So basically, the show has gotten ridiculous but it doesn’t seem to care because they are walking on water right now after their breakout surprise success last year and can pretty much do what they want. We believe that they have jumped the proverbial shark but via stealth and no one has noticed yet. Although the show is incredibly popular right now (it is FOX’s highest rated scripted show) and will certainly be renewed for a third season, we believe that when it crashes it will crash hard and suddenly because audiences are going realize that they’ve been watching a, if not horrible, at least very silly show for a while.
Glee completely lacks the heart it was known for in its first season and the only really positive aspect of the show in its sophomore season was the GQ photo spread the cast appeared in.
The ‘Tastic would like to say to all of our male readers in advance, “You’re welcome.”

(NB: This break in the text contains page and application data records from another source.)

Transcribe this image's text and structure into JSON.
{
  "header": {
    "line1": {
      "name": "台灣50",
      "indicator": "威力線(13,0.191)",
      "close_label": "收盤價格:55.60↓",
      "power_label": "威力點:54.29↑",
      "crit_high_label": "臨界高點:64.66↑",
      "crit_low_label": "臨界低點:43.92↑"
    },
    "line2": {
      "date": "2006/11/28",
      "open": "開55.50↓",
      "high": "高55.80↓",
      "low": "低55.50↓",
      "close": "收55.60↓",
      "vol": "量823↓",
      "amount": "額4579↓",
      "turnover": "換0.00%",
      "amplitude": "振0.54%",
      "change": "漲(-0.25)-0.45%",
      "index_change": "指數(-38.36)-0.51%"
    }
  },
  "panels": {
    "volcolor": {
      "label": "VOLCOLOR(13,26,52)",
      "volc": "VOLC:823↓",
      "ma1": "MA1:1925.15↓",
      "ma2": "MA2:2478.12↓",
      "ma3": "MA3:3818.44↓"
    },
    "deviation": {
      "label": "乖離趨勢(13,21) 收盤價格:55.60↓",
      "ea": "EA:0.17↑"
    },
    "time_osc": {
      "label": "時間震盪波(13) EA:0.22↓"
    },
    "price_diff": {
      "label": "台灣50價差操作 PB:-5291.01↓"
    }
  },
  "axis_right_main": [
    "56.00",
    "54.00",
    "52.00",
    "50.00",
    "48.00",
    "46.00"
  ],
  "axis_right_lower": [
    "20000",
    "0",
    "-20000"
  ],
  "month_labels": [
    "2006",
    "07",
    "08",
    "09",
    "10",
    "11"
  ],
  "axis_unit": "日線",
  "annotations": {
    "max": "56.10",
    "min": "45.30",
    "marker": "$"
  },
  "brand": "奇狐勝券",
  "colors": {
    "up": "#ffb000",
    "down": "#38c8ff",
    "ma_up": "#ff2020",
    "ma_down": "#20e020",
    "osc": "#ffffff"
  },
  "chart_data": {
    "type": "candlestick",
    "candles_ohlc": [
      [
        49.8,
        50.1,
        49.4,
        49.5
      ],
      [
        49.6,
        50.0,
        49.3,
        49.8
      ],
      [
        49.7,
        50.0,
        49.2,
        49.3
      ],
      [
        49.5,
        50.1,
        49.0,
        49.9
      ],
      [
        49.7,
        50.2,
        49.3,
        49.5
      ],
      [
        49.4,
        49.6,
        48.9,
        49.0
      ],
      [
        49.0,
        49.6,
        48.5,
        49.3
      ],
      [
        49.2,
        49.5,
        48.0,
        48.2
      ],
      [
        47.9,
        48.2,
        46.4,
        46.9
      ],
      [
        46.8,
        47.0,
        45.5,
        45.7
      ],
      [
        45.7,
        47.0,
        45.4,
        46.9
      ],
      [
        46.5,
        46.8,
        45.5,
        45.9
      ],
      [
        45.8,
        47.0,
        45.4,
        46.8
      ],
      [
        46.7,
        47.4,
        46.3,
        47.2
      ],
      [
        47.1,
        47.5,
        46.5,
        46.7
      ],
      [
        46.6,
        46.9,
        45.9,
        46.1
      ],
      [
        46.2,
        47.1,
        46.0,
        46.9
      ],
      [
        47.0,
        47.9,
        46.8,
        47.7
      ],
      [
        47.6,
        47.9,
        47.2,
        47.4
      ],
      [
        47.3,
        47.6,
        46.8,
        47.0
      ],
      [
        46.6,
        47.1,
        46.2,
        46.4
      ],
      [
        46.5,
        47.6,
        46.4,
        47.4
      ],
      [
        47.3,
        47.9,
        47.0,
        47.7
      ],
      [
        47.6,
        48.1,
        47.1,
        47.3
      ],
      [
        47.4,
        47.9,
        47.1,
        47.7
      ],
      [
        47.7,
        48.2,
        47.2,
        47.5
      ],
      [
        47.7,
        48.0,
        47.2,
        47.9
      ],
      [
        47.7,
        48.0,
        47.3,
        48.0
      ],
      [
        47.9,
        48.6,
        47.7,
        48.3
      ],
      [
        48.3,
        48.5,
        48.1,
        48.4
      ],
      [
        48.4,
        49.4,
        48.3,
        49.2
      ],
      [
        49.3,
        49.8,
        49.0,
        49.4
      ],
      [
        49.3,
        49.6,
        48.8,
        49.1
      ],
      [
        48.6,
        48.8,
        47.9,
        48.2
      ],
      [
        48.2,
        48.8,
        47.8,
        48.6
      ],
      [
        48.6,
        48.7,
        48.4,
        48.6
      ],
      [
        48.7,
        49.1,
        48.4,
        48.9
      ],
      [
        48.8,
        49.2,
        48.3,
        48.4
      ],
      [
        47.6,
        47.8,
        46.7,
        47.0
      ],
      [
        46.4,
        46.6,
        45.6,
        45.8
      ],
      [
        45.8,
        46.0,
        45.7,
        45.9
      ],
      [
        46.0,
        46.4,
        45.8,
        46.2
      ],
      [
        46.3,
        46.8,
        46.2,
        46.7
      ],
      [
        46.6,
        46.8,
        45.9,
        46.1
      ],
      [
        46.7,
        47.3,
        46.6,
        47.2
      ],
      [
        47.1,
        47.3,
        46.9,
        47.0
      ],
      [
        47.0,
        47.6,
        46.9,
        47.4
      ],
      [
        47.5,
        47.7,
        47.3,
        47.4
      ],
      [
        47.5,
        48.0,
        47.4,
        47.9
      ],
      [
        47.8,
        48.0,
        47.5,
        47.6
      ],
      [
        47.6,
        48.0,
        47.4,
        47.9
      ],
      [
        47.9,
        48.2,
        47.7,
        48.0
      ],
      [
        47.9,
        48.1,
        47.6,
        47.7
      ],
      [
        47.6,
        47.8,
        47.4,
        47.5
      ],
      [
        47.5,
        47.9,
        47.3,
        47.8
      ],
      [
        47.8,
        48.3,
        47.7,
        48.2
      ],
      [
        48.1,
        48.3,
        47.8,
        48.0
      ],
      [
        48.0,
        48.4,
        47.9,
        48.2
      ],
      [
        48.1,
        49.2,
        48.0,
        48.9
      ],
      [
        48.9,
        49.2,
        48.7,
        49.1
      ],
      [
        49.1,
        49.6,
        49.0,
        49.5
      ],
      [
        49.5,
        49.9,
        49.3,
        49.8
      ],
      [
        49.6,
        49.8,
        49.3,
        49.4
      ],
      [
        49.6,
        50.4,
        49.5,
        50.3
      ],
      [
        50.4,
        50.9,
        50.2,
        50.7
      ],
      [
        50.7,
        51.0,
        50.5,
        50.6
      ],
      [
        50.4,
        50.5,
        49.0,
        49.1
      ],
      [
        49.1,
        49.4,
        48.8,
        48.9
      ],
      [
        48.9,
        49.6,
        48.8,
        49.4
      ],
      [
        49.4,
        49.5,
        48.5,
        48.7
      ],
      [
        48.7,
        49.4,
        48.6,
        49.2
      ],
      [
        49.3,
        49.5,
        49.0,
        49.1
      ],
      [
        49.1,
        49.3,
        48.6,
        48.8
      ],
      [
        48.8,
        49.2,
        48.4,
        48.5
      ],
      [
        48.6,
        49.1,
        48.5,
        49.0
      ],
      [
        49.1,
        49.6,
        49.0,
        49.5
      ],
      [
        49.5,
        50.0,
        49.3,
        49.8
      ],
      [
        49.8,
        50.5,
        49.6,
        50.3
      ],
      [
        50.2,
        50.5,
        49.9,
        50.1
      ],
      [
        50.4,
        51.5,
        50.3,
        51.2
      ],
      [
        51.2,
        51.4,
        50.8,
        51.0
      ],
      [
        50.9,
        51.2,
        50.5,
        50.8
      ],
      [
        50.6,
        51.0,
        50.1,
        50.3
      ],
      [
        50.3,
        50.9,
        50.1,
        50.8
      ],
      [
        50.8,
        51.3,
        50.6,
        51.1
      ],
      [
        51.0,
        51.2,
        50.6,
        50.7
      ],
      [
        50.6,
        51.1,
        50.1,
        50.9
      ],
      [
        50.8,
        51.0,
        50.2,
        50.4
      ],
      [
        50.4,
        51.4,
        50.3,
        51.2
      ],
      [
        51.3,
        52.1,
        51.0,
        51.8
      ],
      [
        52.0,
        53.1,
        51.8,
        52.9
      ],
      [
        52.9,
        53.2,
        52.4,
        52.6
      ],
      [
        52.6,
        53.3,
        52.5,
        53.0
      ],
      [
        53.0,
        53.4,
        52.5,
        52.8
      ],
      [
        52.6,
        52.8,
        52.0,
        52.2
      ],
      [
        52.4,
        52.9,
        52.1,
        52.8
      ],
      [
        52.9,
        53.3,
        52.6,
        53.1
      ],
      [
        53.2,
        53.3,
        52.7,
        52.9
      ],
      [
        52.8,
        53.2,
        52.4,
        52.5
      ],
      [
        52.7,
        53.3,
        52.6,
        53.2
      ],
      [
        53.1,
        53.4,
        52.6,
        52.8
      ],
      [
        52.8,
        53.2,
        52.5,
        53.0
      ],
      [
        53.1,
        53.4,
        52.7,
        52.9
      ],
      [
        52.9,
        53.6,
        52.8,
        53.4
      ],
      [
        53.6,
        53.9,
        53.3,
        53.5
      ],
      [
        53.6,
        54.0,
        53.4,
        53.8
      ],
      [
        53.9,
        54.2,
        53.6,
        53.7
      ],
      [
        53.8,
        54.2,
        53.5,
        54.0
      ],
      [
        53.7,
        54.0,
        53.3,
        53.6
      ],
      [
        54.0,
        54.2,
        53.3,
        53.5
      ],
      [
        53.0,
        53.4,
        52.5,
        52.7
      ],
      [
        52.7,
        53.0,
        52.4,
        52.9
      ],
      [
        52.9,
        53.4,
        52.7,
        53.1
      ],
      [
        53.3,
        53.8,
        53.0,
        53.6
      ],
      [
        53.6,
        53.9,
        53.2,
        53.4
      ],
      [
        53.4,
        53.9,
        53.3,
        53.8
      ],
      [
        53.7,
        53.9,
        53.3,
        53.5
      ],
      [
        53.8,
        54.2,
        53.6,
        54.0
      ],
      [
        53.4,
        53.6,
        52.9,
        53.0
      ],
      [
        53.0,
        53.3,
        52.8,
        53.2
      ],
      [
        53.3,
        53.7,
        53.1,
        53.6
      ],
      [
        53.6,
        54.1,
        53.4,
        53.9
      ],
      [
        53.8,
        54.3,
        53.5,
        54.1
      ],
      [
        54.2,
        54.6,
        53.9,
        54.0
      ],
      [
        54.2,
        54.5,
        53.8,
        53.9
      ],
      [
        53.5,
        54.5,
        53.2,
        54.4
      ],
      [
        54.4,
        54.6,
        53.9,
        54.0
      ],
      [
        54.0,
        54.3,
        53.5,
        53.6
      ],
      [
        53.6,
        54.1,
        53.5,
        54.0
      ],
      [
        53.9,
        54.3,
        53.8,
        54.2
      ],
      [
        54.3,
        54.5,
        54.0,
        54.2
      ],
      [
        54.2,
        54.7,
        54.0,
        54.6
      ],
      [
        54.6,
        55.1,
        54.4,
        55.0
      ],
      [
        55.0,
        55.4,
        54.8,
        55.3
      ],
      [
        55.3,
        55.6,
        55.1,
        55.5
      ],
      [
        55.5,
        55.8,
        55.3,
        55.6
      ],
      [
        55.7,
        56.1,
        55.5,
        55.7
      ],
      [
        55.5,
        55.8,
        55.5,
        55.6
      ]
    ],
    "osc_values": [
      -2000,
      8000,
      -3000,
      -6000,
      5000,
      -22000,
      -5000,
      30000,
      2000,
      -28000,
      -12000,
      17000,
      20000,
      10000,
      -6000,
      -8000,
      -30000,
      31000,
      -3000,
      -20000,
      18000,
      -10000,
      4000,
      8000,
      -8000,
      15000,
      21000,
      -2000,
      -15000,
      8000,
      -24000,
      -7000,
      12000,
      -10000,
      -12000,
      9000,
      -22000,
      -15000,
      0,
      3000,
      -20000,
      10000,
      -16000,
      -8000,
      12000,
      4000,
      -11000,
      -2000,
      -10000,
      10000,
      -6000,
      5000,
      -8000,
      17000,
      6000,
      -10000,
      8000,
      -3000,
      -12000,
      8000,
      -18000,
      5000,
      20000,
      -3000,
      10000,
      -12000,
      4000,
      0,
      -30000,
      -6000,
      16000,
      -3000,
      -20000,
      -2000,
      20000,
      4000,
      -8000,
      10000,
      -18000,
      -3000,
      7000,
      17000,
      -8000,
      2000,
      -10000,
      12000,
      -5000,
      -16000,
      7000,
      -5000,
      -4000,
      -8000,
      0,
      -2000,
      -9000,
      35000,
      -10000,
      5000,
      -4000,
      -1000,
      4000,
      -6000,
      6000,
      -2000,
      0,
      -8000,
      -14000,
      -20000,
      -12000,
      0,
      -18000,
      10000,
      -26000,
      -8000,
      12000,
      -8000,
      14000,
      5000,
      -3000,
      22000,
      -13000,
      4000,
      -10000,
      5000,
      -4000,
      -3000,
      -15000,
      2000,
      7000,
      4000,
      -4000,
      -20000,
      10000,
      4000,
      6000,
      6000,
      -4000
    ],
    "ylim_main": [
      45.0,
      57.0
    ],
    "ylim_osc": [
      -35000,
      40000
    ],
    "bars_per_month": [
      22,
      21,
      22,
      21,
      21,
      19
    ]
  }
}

The Battlestar Galactica prequel failed miserably during the second half of its first season for many reasons and was cancelled with five episodes remaining. It was certainly a show we liked, but we get why it failed. We did an analysis of its demise, here.
When we’re wrong, we admit it. We started watching NCIS: Los Angeles this season because we promised we would. We’ve watched the first three episodes in the last week and I have the rest on DVR and we are impressed. It’s a lot more compelling and complex than it was in the beginning of last season (when we stopped watching) and the characters have actually become likable. This is good for this franchise because it’s using all of the elements that have made the original NCIS so successful. The audience numbers for this show are phenomenal so you can be sure that there will be a season three.
Another case of admitting when we were wrong with this one. As noted in our preview and subsequent review, Raising Hope is a surprisingly funny and charming show. It’s officially a bubble-show at this point so it could go either way for a second season.
The watered-down version of Battlestar Galactica meets Star Trek: Voyager has also been canceled. SGU wasn’t a particularly bad show, it just wasn’t a particularly good show and it wasn’t nearly as good as the other series in the franchise. Sorry, SGU, but you really won’t be missed.
In yet another example of we here at The ‘Tastic admitting when we were wrong, as noted in our review, Detroit 1-8-7 has been a pleasant, if not completely original, surprise. Yes, it’s a formulaic cop show that rips off its style from every cop procedural that’s aired in the last 20 years and yes there are a handful of cringe-worthy, eye-rolling clichéd moments in every episode but overall, the stories are compelling and the characters are pretty well-written if not all fleshed out yet.
We are particularly impressed with Michael Imperioli (Life On Mars, The Sopranos) as Detective Louis Fitch and although this is an ensemble cast, Imperioli steals the show. We couldn’t be happier as Imperioli is an excellent actor and it’s not only nice to see him in a lead role but it’s particularly nice to see him as something more than a foul-mouthed gangster. Nothing against The Sopranos, but we feel that it’s pigeon-holed a lot of fine actors who have found little success since the series ended in 2007.
Unfortunately, though, Detroit 1-8-7 is on the ropes right now and will probably not be renewed for a second season.
Next up, we take a look at Wednesdays.